This column kicks off a new series of discussions in The RAM Review on workforce development in the post-pandemic era. Because workforce issues have plagued many industry sectors for years, some for decades, the “new normal” we’re in must include a significant focus on the people-side of the business from a strategic perspective.
Going forward, I’ll rewind to prior decades of challenges and how businesses overcame them. I’ll connect newer practices with some proven and enduring methods and dispel various training myths. I’ll offer up a buffet of solutions, approaches, and tools, along with a career’s worth of insights on the people-side of manufacturing and maintenance.

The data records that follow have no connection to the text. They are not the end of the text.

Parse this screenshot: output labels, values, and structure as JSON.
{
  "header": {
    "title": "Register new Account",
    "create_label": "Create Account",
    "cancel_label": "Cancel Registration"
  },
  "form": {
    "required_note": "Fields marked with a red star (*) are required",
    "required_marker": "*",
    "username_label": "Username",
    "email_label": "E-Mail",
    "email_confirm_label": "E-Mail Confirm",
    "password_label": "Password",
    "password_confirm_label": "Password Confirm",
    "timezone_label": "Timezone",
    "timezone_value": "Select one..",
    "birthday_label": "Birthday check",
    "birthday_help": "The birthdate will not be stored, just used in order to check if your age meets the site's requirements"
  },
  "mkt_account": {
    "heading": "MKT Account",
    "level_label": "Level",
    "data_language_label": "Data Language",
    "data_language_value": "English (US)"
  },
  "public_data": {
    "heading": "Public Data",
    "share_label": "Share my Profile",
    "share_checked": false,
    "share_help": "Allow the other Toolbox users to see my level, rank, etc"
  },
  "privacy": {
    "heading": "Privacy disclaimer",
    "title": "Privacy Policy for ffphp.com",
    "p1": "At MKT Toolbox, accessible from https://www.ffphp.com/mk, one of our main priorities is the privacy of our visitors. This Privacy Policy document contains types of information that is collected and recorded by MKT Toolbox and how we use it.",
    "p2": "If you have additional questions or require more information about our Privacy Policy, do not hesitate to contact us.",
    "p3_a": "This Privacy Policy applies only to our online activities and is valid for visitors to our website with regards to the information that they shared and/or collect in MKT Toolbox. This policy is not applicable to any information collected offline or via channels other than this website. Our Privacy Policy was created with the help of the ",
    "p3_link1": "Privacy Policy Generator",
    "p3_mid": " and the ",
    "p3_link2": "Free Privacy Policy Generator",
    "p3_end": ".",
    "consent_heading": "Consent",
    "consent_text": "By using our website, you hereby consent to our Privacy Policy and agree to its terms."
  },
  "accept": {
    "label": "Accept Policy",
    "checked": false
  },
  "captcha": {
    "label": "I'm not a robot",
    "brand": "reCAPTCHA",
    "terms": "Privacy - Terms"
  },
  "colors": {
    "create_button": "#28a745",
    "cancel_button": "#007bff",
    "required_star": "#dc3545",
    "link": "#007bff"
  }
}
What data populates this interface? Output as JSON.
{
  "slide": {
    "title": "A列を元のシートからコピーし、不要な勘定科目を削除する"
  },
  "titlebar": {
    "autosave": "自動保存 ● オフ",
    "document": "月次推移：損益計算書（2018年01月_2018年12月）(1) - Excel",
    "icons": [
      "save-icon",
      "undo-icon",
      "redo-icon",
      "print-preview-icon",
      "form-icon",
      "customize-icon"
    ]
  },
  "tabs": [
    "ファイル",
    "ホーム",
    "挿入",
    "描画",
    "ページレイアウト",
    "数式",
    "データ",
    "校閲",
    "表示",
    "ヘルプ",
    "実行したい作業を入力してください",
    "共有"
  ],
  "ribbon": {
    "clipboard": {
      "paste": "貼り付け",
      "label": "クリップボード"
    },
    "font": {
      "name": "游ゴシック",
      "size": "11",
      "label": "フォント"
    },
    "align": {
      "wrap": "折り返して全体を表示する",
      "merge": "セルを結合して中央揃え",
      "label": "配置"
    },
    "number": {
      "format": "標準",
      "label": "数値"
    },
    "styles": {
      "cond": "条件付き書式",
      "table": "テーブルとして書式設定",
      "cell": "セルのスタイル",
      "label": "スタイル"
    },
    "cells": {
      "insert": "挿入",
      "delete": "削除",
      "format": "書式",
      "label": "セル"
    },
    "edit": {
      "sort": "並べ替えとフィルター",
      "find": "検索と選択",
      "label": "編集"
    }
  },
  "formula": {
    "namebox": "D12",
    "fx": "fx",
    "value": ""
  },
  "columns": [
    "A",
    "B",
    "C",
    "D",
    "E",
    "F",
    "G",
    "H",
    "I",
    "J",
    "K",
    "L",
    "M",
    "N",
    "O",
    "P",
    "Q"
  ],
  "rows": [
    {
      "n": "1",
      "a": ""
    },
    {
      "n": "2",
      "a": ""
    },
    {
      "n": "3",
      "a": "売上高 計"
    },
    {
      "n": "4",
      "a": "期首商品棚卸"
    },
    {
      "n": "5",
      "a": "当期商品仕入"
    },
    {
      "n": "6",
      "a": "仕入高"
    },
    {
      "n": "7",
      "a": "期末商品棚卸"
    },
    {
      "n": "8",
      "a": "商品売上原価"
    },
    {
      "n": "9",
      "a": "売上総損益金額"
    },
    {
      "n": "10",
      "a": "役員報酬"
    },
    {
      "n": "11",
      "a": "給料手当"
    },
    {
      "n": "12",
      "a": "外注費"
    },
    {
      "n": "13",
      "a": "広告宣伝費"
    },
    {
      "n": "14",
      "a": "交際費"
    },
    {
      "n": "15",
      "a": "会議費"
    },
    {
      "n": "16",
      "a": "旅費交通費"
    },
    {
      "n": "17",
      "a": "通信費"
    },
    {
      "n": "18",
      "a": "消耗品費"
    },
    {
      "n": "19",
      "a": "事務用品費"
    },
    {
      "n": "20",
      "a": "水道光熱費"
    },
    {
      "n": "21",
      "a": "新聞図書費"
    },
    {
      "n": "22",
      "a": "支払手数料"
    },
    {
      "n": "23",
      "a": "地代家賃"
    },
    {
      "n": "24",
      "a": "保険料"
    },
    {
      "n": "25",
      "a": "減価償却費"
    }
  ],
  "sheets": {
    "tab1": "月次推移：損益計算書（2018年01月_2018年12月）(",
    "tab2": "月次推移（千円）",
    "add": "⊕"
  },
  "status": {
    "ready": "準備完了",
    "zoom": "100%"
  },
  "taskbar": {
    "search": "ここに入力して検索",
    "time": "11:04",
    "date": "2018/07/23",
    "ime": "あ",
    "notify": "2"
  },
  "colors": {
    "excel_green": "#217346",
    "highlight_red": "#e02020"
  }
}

Post-pandemic recovery can be tricky, at best, for some operations. Businesses that are returning to “normal” operations after being hit with the COVID-19-influenced layoffs and furloughs, not to mention the retirement of experienced and skilled employees, will have many new challenges. Workforce development is high on that list.
For many enterprises, returning to normal may not be attainable given today’s workforce shortages, skills shortages, and/or supply-chain interruptions. For them, the new normal will require creativity and departing from “the way we’ve always done things,” including workforce development. This is the new leadership challenge of working outside one’s comfort zone.
Building and re-building a capable workforce will, by far, be one of the biggest challenges ahead for manufacturing, mining, facilities management, transportation, and construction. I heard one employer state, “We can get machines and tools. We can’t get people.” Another warned, “Get ready for higher gasoline prices. We can’t find enough truck drivers to deliver fuel.”
Regardless of the paths recovering businesses take, there will be NO cookie-cutter program for workforce development. That’s the “strategic” intent: One size, one program, one type of training DOES NOT fit all.
Keep in mind that workforce development is MORE than training. Sure, the centerpiece has to be skills development. But there’s a huge need for “soft skills” development (skills that will enable people to work together to accomplish common goals efficiently and effectively in today’s workplaces and into the future). Today’s workforce-development initiatives, however, are facing other issues that must be addressed, including shortages of childcare, reliable transportation, and mechanical and electrical aptitudes.
Be prepared for the long haul. The skills and knowledge of today’s workers may be short-lived in light of new technologies, global-customer requirements, and other changes in the marketplace, yet to be seen. Thus, the workforce of today must get comfortable with ongoing learning, flexibility, and new work methods. The good news, though, could be summed up in one employee’s recent assessment of the situation: “Work is more interesting because we’re always learning new stuff.”
The overarching theme for strategic workforce development in the post-pandemic era is clear: doing more with less of everything while developing new habits. This approach requires leadership with a sense of purpose, persistence to overcome old habits, and agility to adapt to insights gained along the way. Top-management and front-line leaders can shape the new workforce into the most productive, most positive, most enthusiastic group of employees they’ve ever encountered. Stay tuned.TRR
ABOUT THE AUTHOR
Bob Williamson is a long-time contributor to the people-side of the world-class-maintenance and manufacturing body of knowledge across dozens of industry types. His background in maintenance, machine and tool design, and teaching has positioned his work with over 500 companies and plants, facilities, and equipment-oriented organizations. Contact him directly at 512-800-6031 or firstname.lastname@example.org.
Tags: reliability, availability, maintenance, RAM, workforce issues, leadership, training and qualification, skills development